* _About this task_
Write out all the entries below without any change.

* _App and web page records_
....

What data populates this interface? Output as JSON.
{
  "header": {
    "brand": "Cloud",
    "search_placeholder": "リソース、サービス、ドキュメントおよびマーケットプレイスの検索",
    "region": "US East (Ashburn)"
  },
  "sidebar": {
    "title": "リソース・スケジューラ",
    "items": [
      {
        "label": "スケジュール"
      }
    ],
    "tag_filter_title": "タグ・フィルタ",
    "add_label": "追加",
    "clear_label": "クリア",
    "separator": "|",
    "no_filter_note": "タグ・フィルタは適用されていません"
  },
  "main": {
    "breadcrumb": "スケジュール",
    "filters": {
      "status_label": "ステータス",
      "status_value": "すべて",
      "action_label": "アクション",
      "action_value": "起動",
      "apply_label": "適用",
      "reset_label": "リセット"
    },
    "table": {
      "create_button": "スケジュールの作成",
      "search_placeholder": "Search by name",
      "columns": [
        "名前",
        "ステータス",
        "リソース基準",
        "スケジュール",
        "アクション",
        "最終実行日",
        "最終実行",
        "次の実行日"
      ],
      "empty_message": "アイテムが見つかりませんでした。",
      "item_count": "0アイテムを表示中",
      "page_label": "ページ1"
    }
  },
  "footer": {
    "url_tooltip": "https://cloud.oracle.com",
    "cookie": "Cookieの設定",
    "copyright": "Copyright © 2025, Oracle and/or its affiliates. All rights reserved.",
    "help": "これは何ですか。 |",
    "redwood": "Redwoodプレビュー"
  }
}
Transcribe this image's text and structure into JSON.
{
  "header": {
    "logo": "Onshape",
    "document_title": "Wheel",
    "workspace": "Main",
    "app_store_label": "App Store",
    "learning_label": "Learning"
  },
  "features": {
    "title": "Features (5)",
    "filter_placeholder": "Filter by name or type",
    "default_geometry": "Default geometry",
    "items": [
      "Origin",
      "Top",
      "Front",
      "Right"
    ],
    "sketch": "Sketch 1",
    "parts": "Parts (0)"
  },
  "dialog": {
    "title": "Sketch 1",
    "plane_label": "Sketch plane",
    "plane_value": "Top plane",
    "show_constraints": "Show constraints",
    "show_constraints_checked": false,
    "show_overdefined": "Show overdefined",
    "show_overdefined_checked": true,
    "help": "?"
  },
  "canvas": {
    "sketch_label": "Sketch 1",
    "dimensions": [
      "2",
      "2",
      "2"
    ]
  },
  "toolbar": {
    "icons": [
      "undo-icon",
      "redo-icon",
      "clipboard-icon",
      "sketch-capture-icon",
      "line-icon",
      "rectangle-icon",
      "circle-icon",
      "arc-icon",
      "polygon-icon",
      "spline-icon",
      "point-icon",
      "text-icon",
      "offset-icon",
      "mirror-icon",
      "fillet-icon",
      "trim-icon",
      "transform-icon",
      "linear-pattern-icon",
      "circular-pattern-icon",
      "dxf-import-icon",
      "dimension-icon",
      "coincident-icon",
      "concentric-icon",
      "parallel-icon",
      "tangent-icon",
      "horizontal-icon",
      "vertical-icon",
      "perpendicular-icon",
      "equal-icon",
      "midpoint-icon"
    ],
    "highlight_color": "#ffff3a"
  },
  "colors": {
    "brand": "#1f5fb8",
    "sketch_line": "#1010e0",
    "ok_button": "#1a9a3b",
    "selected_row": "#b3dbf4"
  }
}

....

* _Answer space_
What data populates this interface? Output as JSON.
{
  "header": {
    "brand": "Cloud",
    "search_placeholder": "リソース、サービス、ドキュメントおよびマーケットプレイスの検索",
    "region": "US East (Ashburn)"
  },
  "sidebar": {
    "title": "リソース・スケジューラ",
    "items": [
      {
        "label": "スケジュール"
      }
    ],
    "tag_filter_title": "タグ・フィルタ",
    "add_label": "追加",
    "clear_label": "クリア",
    "separator": "|",
    "no_filter_note": "タグ・フィルタは適用されていません"
  },
  "main": {
    "breadcrumb": "スケジュール",
    "filters": {
      "status_label": "ステータス",
      "status_value": "すべて",
      "action_label": "アクション",
      "action_value": "起動",
      "apply_label": "適用",
      "reset_label": "リセット"
    },
    "table": {
      "create_button": "スケジュールの作成",
      "search_placeholder": "Search by name",
      "columns": [
        "名前",
        "ステータス",
        "リソース基準",
        "スケジュール",
        "アクション",
        "最終実行日",
        "最終実行",
        "次の実行日"
      ],
      "empty_message": "アイテムが見つかりませんでした。",
      "item_count": "0アイテムを表示中",
      "page_label": "ページ1"
    }
  },
  "footer": {
    "url_tooltip": "https://cloud.oracle.com",
    "cookie": "Cookieの設定",
    "copyright": "Copyright © 2025, Oracle and/or its affiliates. All rights reserved.",
    "help": "これは何ですか。 |",
    "redwood": "Redwoodプレビュー"
  }
}
Transcribe this image's text and structure into JSON.
{
  "header": {
    "logo": "Onshape",
    "document_title": "Wheel",
    "workspace": "Main",
    "app_store_label": "App Store",
    "learning_label": "Learning"
  },
  "features": {
    "title": "Features (5)",
    "filter_placeholder": "Filter by name or type",
    "default_geometry": "Default geometry",
    "items": [
      "Origin",
      "Top",
      "Front",
      "Right"
    ],
    "sketch": "Sketch 1",
    "parts": "Parts (0)"
  },
  "dialog": {
    "title": "Sketch 1",
    "plane_label": "Sketch plane",
    "plane_value": "Top plane",
    "show_constraints": "Show constraints",
    "show_constraints_checked": false,
    "show_overdefined": "Show overdefined",
    "show_overdefined_checked": true,
    "help": "?"
  },
  "canvas": {
    "sketch_label": "Sketch 1",
    "dimensions": [
      "2",
      "2",
      "2"
    ]
  },
  "toolbar": {
    "icons": [
      "undo-icon",
      "redo-icon",
      "clipboard-icon",
      "sketch-capture-icon",
      "line-icon",
      "rectangle-icon",
      "circle-icon",
      "arc-icon",
      "polygon-icon",
      "spline-icon",
      "point-icon",
      "text-icon",
      "offset-icon",
      "mirror-icon",
      "fillet-icon",
      "trim-icon",
      "transform-icon",
      "linear-pattern-icon",
      "circular-pattern-icon",
      "dxf-import-icon",
      "dimension-icon",
      "coincident-icon",
      "concentric-icon",
      "parallel-icon",
      "tangent-icon",
      "horizontal-icon",
      "vertical-icon",
      "perpendicular-icon",
      "equal-icon",
      "midpoint-icon"
    ],
    "highlight_color": "#ffff3a"
  },
  "colors": {
    "brand": "#1f5fb8",
    "sketch_line": "#1010e0",
    "ok_button": "#1a9a3b",
    "selected_row": "#b3dbf4"
  }
}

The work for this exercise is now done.